Problem:
Write the data out again, matching every line exactly.

Data listing:
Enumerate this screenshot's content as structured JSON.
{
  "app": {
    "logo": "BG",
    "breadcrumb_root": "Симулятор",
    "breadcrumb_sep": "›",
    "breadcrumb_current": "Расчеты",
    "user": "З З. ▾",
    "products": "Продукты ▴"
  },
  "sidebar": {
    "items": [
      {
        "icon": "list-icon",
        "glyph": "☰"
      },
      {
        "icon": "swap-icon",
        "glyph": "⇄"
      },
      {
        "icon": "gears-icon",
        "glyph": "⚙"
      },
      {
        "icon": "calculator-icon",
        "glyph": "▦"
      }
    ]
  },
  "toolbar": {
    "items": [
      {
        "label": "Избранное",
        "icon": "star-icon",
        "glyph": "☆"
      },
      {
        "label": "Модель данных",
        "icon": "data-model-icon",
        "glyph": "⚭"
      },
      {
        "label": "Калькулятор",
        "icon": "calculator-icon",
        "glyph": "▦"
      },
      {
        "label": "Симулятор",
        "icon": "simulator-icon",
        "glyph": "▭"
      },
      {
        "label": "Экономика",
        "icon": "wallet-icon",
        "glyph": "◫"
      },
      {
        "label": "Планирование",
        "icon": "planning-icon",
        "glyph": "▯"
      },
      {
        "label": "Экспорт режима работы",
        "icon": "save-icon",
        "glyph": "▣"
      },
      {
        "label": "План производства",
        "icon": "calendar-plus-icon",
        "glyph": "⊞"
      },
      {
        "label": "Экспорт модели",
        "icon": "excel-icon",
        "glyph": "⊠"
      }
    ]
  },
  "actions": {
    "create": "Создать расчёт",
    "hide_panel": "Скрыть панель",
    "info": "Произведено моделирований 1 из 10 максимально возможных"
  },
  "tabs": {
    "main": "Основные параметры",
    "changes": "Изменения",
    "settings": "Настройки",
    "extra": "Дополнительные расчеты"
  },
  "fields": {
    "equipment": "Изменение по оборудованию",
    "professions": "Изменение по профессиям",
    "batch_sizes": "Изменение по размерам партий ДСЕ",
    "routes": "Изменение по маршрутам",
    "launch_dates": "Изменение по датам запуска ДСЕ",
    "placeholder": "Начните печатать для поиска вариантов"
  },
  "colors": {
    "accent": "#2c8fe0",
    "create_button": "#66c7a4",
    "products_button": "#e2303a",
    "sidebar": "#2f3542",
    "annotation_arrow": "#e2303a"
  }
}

Output for this task:
Enumerate this screenshot's content as structured JSON.
{
  "app": {
    "logo": "BG",
    "breadcrumb_root": "Симулятор",
    "breadcrumb_sep": "›",
    "breadcrumb_current": "Расчеты",
    "user": "З З. ▾",
    "products": "Продукты ▴"
  },
  "sidebar": {
    "items": [
      {
        "icon": "list-icon",
        "glyph": "☰"
      },
      {
        "icon": "swap-icon",
        "glyph": "⇄"
      },
      {
        "icon": "gears-icon",
        "glyph": "⚙"
      },
      {
        "icon": "calculator-icon",
        "glyph": "▦"
      }
    ]
  },
  "toolbar": {
    "items": [
      {
        "label": "Избранное",
        "icon": "star-icon",
        "glyph": "☆"
      },
      {
        "label": "Модель данных",
        "icon": "data-model-icon",
        "glyph": "⚭"
      },
      {
        "label": "Калькулятор",
        "icon": "calculator-icon",
        "glyph": "▦"
      },
      {
        "label": "Симулятор",
        "icon": "simulator-icon",
        "glyph": "▭"
      },
      {
        "label": "Экономика",
        "icon": "wallet-icon",
        "glyph": "◫"
      },
      {
        "label": "Планирование",
        "icon": "planning-icon",
        "glyph": "▯"
      },
      {
        "label": "Экспорт режима работы",
        "icon": "save-icon",
        "glyph": "▣"
      },
      {
        "label": "План производства",
        "icon": "calendar-plus-icon",
        "glyph": "⊞"
      },
      {
        "label": "Экспорт модели",
        "icon": "excel-icon",
        "glyph": "⊠"
      }
    ]
  },
  "actions": {
    "create": "Создать расчёт",
    "hide_panel": "Скрыть панель",
    "info": "Произведено моделирований 1 из 10 максимально возможных"
  },
  "tabs": {
    "main": "Основные параметры",
    "changes": "Изменения",
    "settings": "Настройки",
    "extra": "Дополнительные расчеты"
  },
  "fields": {
    "equipment": "Изменение по оборудованию",
    "professions": "Изменение по профессиям",
    "batch_sizes": "Изменение по размерам партий ДСЕ",
    "routes": "Изменение по маршрутам",
    "launch_dates": "Изменение по датам запуска ДСЕ",
    "placeholder": "Начните печатать для поиска вариантов"
  },
  "colors": {
    "accent": "#2c8fe0",
    "create_button": "#66c7a4",
    "products_button": "#e2303a",
    "sidebar": "#2f3542",
    "annotation_arrow": "#e2303a"
  }
}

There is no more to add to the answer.